How committed? Slate's Dickerson wrote a 1,000-word piece about the gun bill and never once typed the word "Republican." (Or "GOP.") For Dickerson, Republicans weren't players in the gun bill saga, and they certainly weren't the reason it failed to pass. Instead, it failed because of the "president's limitations as a negotiator." And why was that? Because Obama "couldn't master the art of politics," Dickerson wrote.
New York Times columnist Maureen Dowd agreed, claiming the bill's defeat represented a "glaring example" of Obama's weakness.

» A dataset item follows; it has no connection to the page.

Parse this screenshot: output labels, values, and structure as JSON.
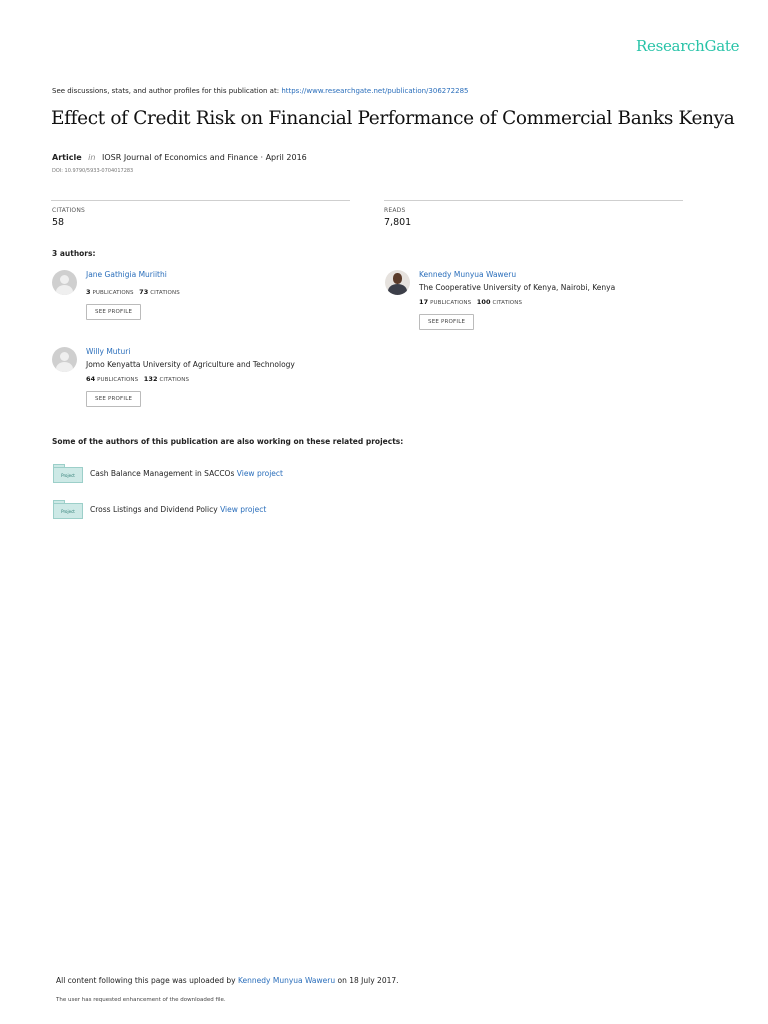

She ridiculed the president for not having "learned how to govern."
And an April 23 front-page New York Times report offered the similar refrain:
If he cannot translate the support of 90 percent of the public for background checks into a victory on Capitol Hill, what can he expect to accomplish legislatively for his remaining three and a half years in office.

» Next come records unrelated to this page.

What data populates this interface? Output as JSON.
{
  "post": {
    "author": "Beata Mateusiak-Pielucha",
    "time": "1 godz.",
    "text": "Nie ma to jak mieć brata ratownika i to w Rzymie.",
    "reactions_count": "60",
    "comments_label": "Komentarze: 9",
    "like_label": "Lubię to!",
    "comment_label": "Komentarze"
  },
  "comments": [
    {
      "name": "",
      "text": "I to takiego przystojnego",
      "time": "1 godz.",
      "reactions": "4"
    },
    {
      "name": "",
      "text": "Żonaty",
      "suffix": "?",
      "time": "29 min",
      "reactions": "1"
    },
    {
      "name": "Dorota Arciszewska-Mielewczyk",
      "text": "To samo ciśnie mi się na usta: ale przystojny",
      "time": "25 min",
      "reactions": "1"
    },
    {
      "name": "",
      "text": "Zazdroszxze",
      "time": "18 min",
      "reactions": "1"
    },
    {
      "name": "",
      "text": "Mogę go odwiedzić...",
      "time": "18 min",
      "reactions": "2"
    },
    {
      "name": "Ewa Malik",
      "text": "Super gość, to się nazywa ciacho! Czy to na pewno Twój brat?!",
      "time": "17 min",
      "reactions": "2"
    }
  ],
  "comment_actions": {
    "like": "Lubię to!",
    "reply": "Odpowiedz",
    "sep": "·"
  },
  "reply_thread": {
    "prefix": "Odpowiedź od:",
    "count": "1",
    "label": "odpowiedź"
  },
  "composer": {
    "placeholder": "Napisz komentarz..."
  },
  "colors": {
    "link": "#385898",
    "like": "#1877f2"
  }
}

The fact is that a majority of Republicans blocked the bill, and blocked even allowing debate on the gun safety bill. But that is now deemed to be irrelevant. Obama's supposed personal and professional shortcomings last week are the real story.
Is the president fair game for criticism and second-guessing in the wake of the gun bill's failure? Of course. Is Obama the only reason the gun bill didn't pass? He is not. But boy, the pundit class and elite reporters sure like to pretend he is.

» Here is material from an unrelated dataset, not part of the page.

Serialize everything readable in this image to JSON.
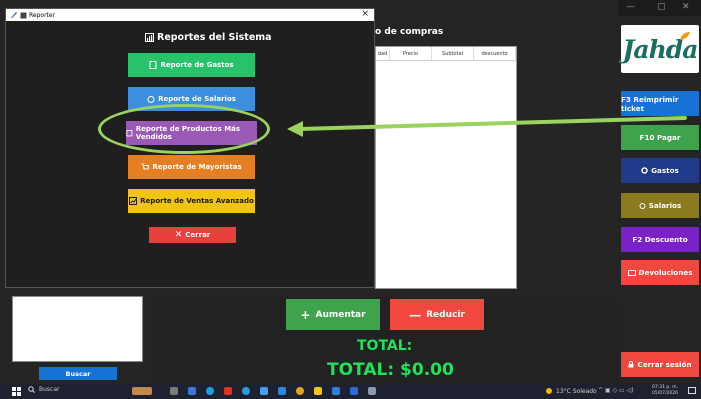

CBS chief political correspondent John Dickerson disputed President Obama's description of Mitt Romney's tax plan as a "$5 trillion tax cut" because one of Romney's advisers suggested he would reduce the size of his proposed tax cuts if he could not pay for them. But Dickerson is ignoring the fact that Romney running mate Paul Ryan suggested last week that Romney would not reduce the size of his tax cuts because lowering taxes is his highest priority.
During a panel discussion on the presidential debate on Face The Nation, Dickerson said that it was unfair to accuse Romney of being dishonest about his tax plan. Dickerson explained that a top Romney economic adviser "said we have two goals here. One is deficit reduction, the other is reducing marginal rates. If those come in conflict our primary goal is deficit reduction and the marginal rates might not go down as much."
That stands in direct contrast to remarks by Paul Ryan, who was asked specifically if Mitt Romney would "scale back on the 20 percent tax cut for the wealthy" if the cuts could not be paid for and replied "No, no.".
Chris Wallace asked Ryan in that September 30 Fox News Sunday interview "what's most important to [Romney] in his tax reform plan?" Ryan replied, "keeping tax rates down. By lowering tax rates, people keep more of the next dollar that they earn. That matters. That is incentives." He added, "That's more important than anything."
On PBS' Washington Week, John Dickerson asserted that there will "perhaps [be] a tax increase to fix the alternative minimum tax," which he claimed "gets the Republicans very exercised and excited" because they "can go around talking about how Democrats are going to raise taxes." In fact, Rep. Charlie Rangel (D-NY) has authored a proposal that would, according to the accompanying press release, "provide tax relief to more than 90 million working families through a permanent repeal of the individual alternative minimum tax (AMT) and enhancement of other tax benefits." The press release also stated that Rangel's plan is "entirely revenue-neutral."